Why? Why? Why? It’s the enduring refrain of a child eager to learn about the world and understand how things came to be. We’ve all been that child, deciding we’re ready to finally be entrusted with the Earth’s secrets. But so often we are ignored, silenced, and told to stop questioning. “Why” becomes a dirty word. Don’t question authority. We don’t need to know why, we just need to do what we’re told.
Motor Crush #6 is that brief pause at the beginning of a race, when each racer is revving their engines and glaring at the competition. So much has happened for them to get to this point, and it’s almost time to gun that engine and ride as hard as they can — but not quite. Motor Crush #6 (written by the core team of Brenden Fletcher, Cameron Stewart and Babs Tarr, with guest line art by Stewart) is that interregnum. That deep breath. That final moment before all hell breaks loose.

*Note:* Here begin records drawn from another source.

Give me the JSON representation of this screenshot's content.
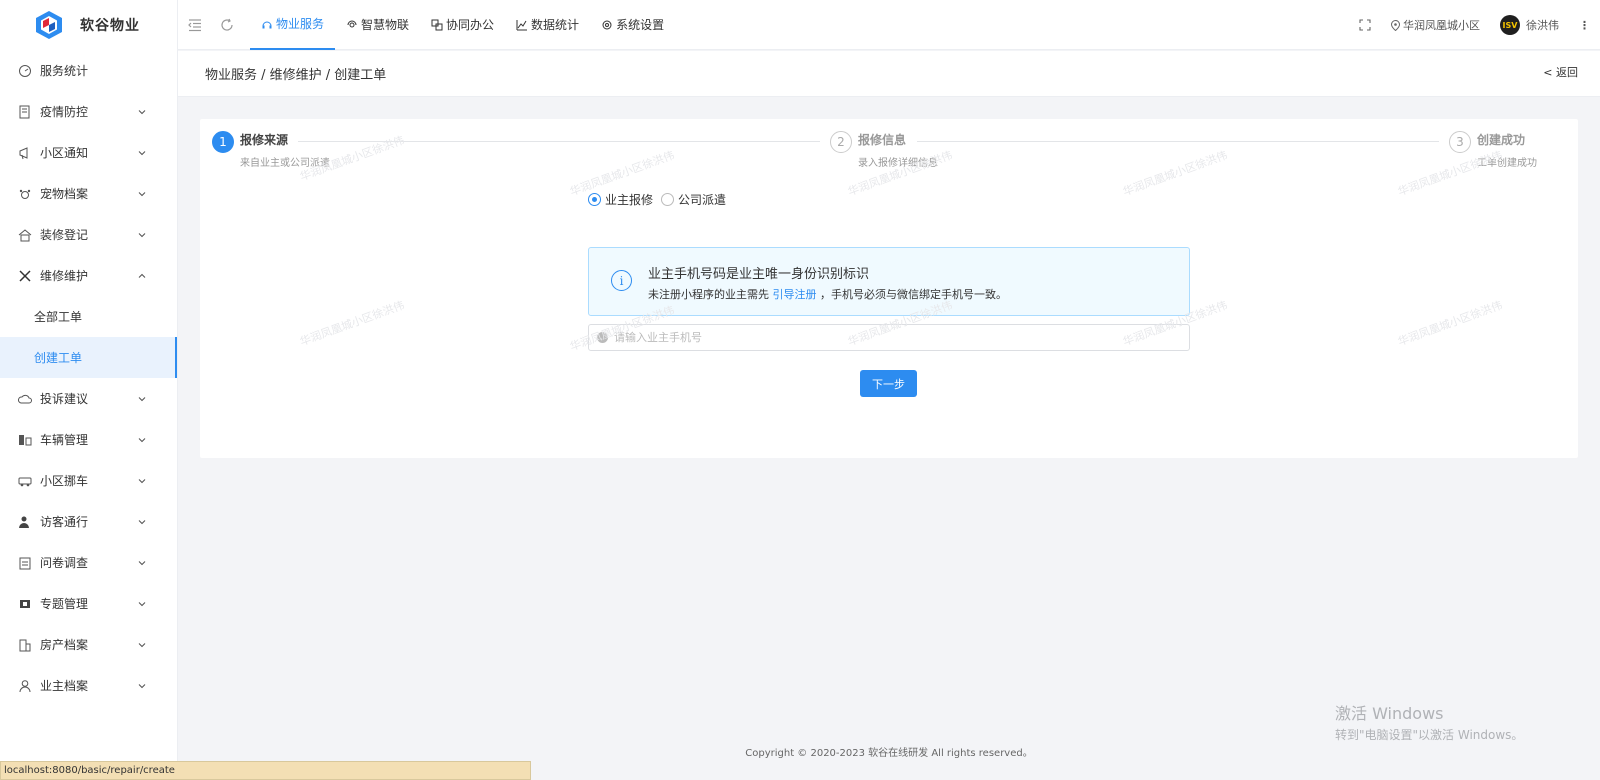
{
  "app": {
    "name": "软谷物业"
  },
  "sidebar": {
    "items": [
      {
        "label": "服务统计",
        "icon": "dashboard-icon",
        "expandable": false
      },
      {
        "label": "疫情防控",
        "icon": "document-icon",
        "expandable": true
      },
      {
        "label": "小区通知",
        "icon": "megaphone-icon",
        "expandable": true
      },
      {
        "label": "宠物档案",
        "icon": "pet-icon",
        "expandable": true
      },
      {
        "label": "装修登记",
        "icon": "house-icon",
        "expandable": true
      },
      {
        "label": "维修维护",
        "icon": "tools-icon",
        "expandable": true,
        "expanded": true
      },
      {
        "label": "投诉建议",
        "icon": "cloud-icon",
        "expandable": true
      },
      {
        "label": "车辆管理",
        "icon": "parking-icon",
        "expandable": true
      },
      {
        "label": "小区挪车",
        "icon": "car-icon",
        "expandable": true
      },
      {
        "label": "访客通行",
        "icon": "visitor-icon",
        "expandable": true
      },
      {
        "label": "问卷调查",
        "icon": "clipboard-icon",
        "expandable": true
      },
      {
        "label": "专题管理",
        "icon": "topic-icon",
        "expandable": true
      },
      {
        "label": "房产档案",
        "icon": "building-icon",
        "expandable": true
      },
      {
        "label": "业主档案",
        "icon": "user-icon",
        "expandable": true
      }
    ],
    "sub_items": [
      {
        "label": "全部工单",
        "active": false
      },
      {
        "label": "创建工单",
        "active": true
      }
    ]
  },
  "topbar": {
    "tabs": [
      {
        "label": "物业服务",
        "active": true,
        "icon": "headset-icon"
      },
      {
        "label": "智慧物联",
        "active": false,
        "icon": "iot-icon"
      },
      {
        "label": "协同办公",
        "active": false,
        "icon": "office-icon"
      },
      {
        "label": "数据统计",
        "active": false,
        "icon": "chart-icon"
      },
      {
        "label": "系统设置",
        "active": false,
        "icon": "gear-icon"
      }
    ],
    "community": "华润凤凰城小区",
    "avatar_text": "ISV",
    "user_name": "徐洪伟"
  },
  "page": {
    "breadcrumb": "物业服务 / 维修维护 / 创建工单",
    "back_label": "< 返回"
  },
  "steps": [
    {
      "num": "1",
      "title": "报修来源",
      "desc": "来自业主或公司派遣",
      "active": true
    },
    {
      "num": "2",
      "title": "报修信息",
      "desc": "录入报修详细信息",
      "active": false
    },
    {
      "num": "3",
      "title": "创建成功",
      "desc": "工单创建成功",
      "active": false
    }
  ],
  "source_options": [
    {
      "label": "业主报修",
      "checked": true
    },
    {
      "label": "公司派遣",
      "checked": false
    }
  ],
  "notice": {
    "title": "业主手机号码是业主唯一身份识别标识",
    "desc_before": "未注册小程序的业主需先",
    "link": "引导注册",
    "desc_after": "，手机号必须与微信绑定手机号一致。"
  },
  "phone_input": {
    "placeholder": "请输入业主手机号",
    "value": ""
  },
  "next_button": "下一步",
  "watermark": "华润凤凰城小区徐洪伟",
  "footer": "Copyright © 2020-2023 软谷在线研发 All rights reserved。",
  "windows": {
    "line1": "激活 Windows",
    "line2": "转到\"电脑设置\"以激活 Windows。"
  },
  "status_url": "localhost:8080/basic/repair/create",
  "colors": {
    "accent": "#2d8cf0",
    "alert_bg": "#f0faff",
    "page_bg": "#f3f4f7"
  }
}
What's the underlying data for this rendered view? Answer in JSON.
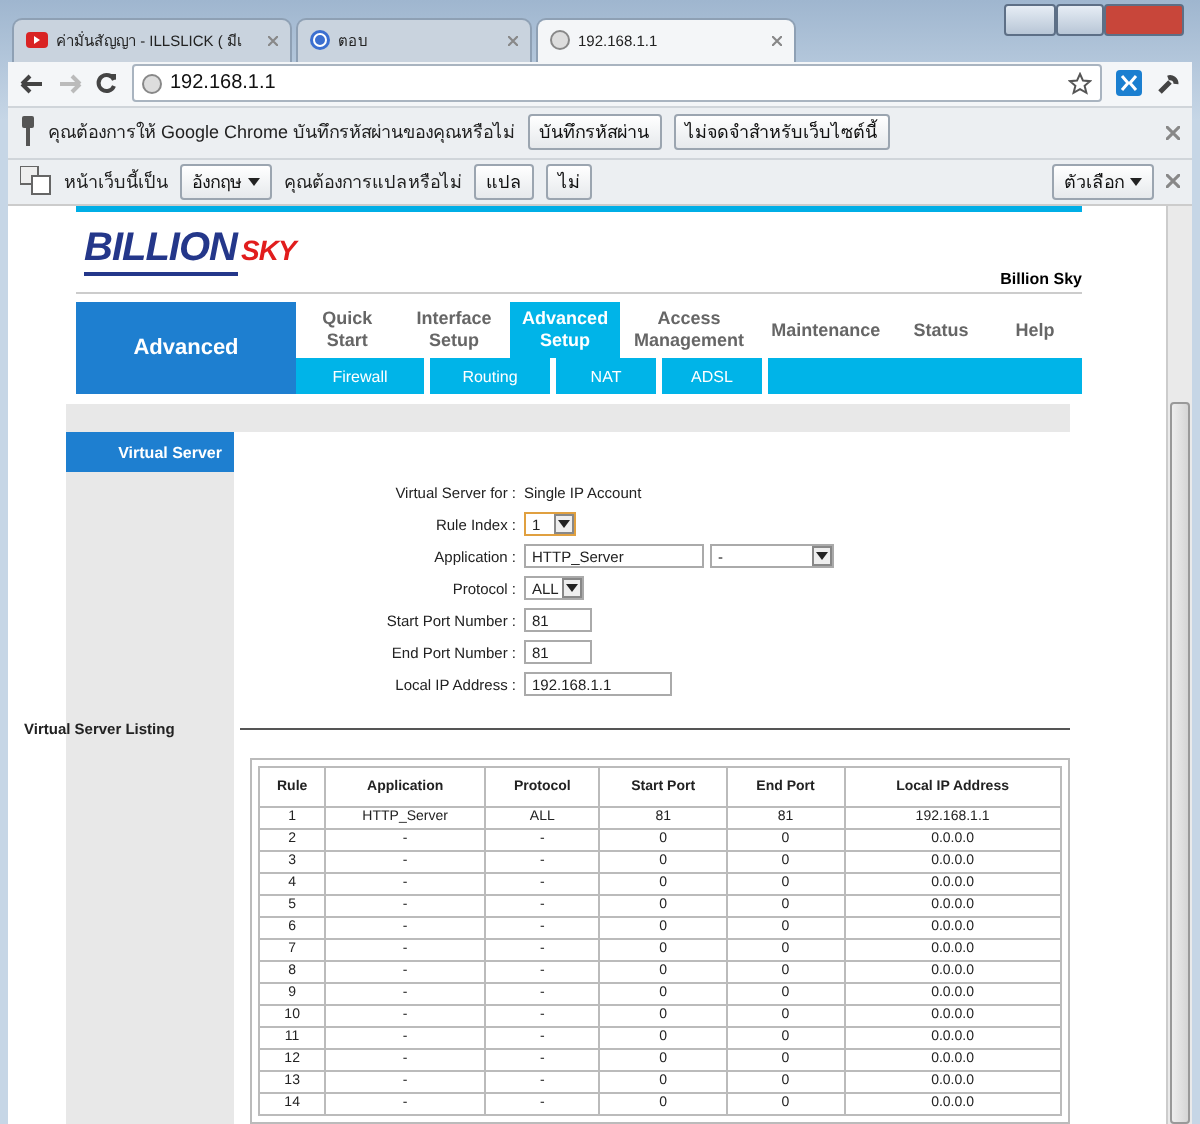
{
  "tabs": [
    {
      "title": "ค่ามั่นสัญญา - ILLSLICK ( มีเ",
      "selected": false
    },
    {
      "title": "ตอบ",
      "selected": false
    },
    {
      "title": "192.168.1.1",
      "selected": true
    }
  ],
  "address": "192.168.1.1",
  "password_bar": {
    "message": "คุณต้องการให้ Google Chrome บันทึกรหัสผ่านของคุณหรือไม่",
    "buttons": [
      "บันทึกรหัสผ่าน",
      "ไม่จดจำสำหรับเว็บไซต์นี้"
    ]
  },
  "translate_bar": {
    "prefix": "หน้าเว็บนี้เป็น",
    "language": "อังกฤษ",
    "question": "คุณต้องการแปลหรือไม่",
    "buttons": [
      "แปล",
      "ไม่"
    ],
    "options": "ตัวเลือก"
  },
  "router": {
    "logo": {
      "main": "BILLION",
      "accent": "SKY"
    },
    "device_name": "Billion Sky",
    "section": "Advanced",
    "nav": [
      {
        "label": "Quick\nStart",
        "selected": false
      },
      {
        "label": "Interface\nSetup",
        "selected": false
      },
      {
        "label": "Advanced\nSetup",
        "selected": true
      },
      {
        "label": "Access\nManagement",
        "selected": false
      },
      {
        "label": "Maintenance",
        "selected": false
      },
      {
        "label": "Status",
        "selected": false
      },
      {
        "label": "Help",
        "selected": false
      }
    ],
    "subnav": [
      "Firewall",
      "Routing",
      "NAT",
      "ADSL"
    ],
    "side_title": "Virtual Server",
    "form": [
      {
        "kind": "static",
        "label": "Virtual Server for :",
        "value": "Single IP Account"
      },
      {
        "kind": "select",
        "label": "Rule Index :",
        "value": "1",
        "focused": true
      },
      {
        "kind": "text_select",
        "label": "Application :",
        "value": "HTTP_Server",
        "option": "-"
      },
      {
        "kind": "select",
        "label": "Protocol :",
        "value": "ALL",
        "focused": false
      },
      {
        "kind": "text",
        "label": "Start Port Number :",
        "value": "81"
      },
      {
        "kind": "text",
        "label": "End Port Number :",
        "value": "81"
      },
      {
        "kind": "text",
        "label": "Local IP Address :",
        "value": "192.168.1.1"
      }
    ],
    "listing_title": "Virtual Server Listing",
    "table": {
      "columns": [
        "Rule",
        "Application",
        "Protocol",
        "Start Port",
        "End Port",
        "Local IP Address"
      ],
      "rows": [
        [
          "1",
          "HTTP_Server",
          "ALL",
          "81",
          "81",
          "192.168.1.1"
        ],
        [
          "2",
          "-",
          "-",
          "0",
          "0",
          "0.0.0.0"
        ],
        [
          "3",
          "-",
          "-",
          "0",
          "0",
          "0.0.0.0"
        ],
        [
          "4",
          "-",
          "-",
          "0",
          "0",
          "0.0.0.0"
        ],
        [
          "5",
          "-",
          "-",
          "0",
          "0",
          "0.0.0.0"
        ],
        [
          "6",
          "-",
          "-",
          "0",
          "0",
          "0.0.0.0"
        ],
        [
          "7",
          "-",
          "-",
          "0",
          "0",
          "0.0.0.0"
        ],
        [
          "8",
          "-",
          "-",
          "0",
          "0",
          "0.0.0.0"
        ],
        [
          "9",
          "-",
          "-",
          "0",
          "0",
          "0.0.0.0"
        ],
        [
          "10",
          "-",
          "-",
          "0",
          "0",
          "0.0.0.0"
        ],
        [
          "11",
          "-",
          "-",
          "0",
          "0",
          "0.0.0.0"
        ],
        [
          "12",
          "-",
          "-",
          "0",
          "0",
          "0.0.0.0"
        ],
        [
          "13",
          "-",
          "-",
          "0",
          "0",
          "0.0.0.0"
        ],
        [
          "14",
          "-",
          "-",
          "0",
          "0",
          "0.0.0.0"
        ]
      ]
    }
  }
}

It starts in a tavern, like all fantasy adventures must. A group of adventurers are sitting around the table playing a nice game of Dragon’s Horde, until a white-haired newcomer reveals her final card and wins the game by 80 points. Unfortunately, her opponents are none too happy about this and the biggest one draws his sword to give her what-for. But this rogue — Luvander, as we’ll learn later — leaps up and runs along the length of his sword to kick him in the face. Scoundrels?
Muck Rack makes it simple to find people, tweets, or articles that mention any name, keyword, company, hashtag etc. We've compiled this guide to help you make the most of your search.
Selecting a term
Start searching tweets, articles from media outlets, articles mentioned in tweets, journalists'
names, titles and bios with some suggested searches:
Companies or Topics (e.g. iPhone, Microsoft)
Phrases (e.g. "cloud computing") — use quotes to keep the terms together
Twitter handles (e.g. @username) — returns those who have mentioned or replied to
Names (e.g. "David Pogue")
Hashtags (e.g. #sxsw, #london2012)
Bio details (e.g. vegan, Olympics, father)
Muck Rack's Advanced Search allows for many boolean operators.
Find results that mention multiple specified terms, use AND or
+. For example, ensure each result contains both Elon Musk and Mark Zuckerberg by
searching Obama AND Romney or Obama + Romney.
Use the operators OR or , to broaden your search when you'd like either of
multiple terms to appear in results. (This is the default behavior of our search when no operators
are used.) For example, search for democrat OR republican to find results that refer to
Democrats and/or Republicans.
Use NOT or - to subtract results from your search. For
example, searching Disney will yield results about the Walt Disney Company as well as Walt Disney
World Resort. To exclude mentions of Disney World, search for Disney -World or Disney
When using one of these operators with a phrase, enclose it in quotation marks. For example, you can
find results about smartphones excluding Apple's iPhone 4S by searching smartphone -"iPhone
Exact case matching or punctuation
If you're searching for a brand name or keyword that relies on specific punctuation marks or capitalization, you can
find results that match your exact query by adding matchcase: before the keyword you're searching for, like matchcase:E*TRADE .
Use parentheses to separate multiple
boolean phrases. For example, to find journalists talking about having fun in Disney World or
Disneyland, search for ("disney world" OR disneyland) AND fun.
An asterisk can be used to search for any variation of a root word truncated by the asterisk. For example, searching for admin* will return results for administrator, administration, administer, administered, etc.
A near operator is an AND operator where you can control the distance between the words. You can vary the distance the near operation uses by adding a forward slash and number (between 0-99) such as strawberries NEAR/10 "whipped cream", which means the strawberries must exist within 10 words of "whipped cream".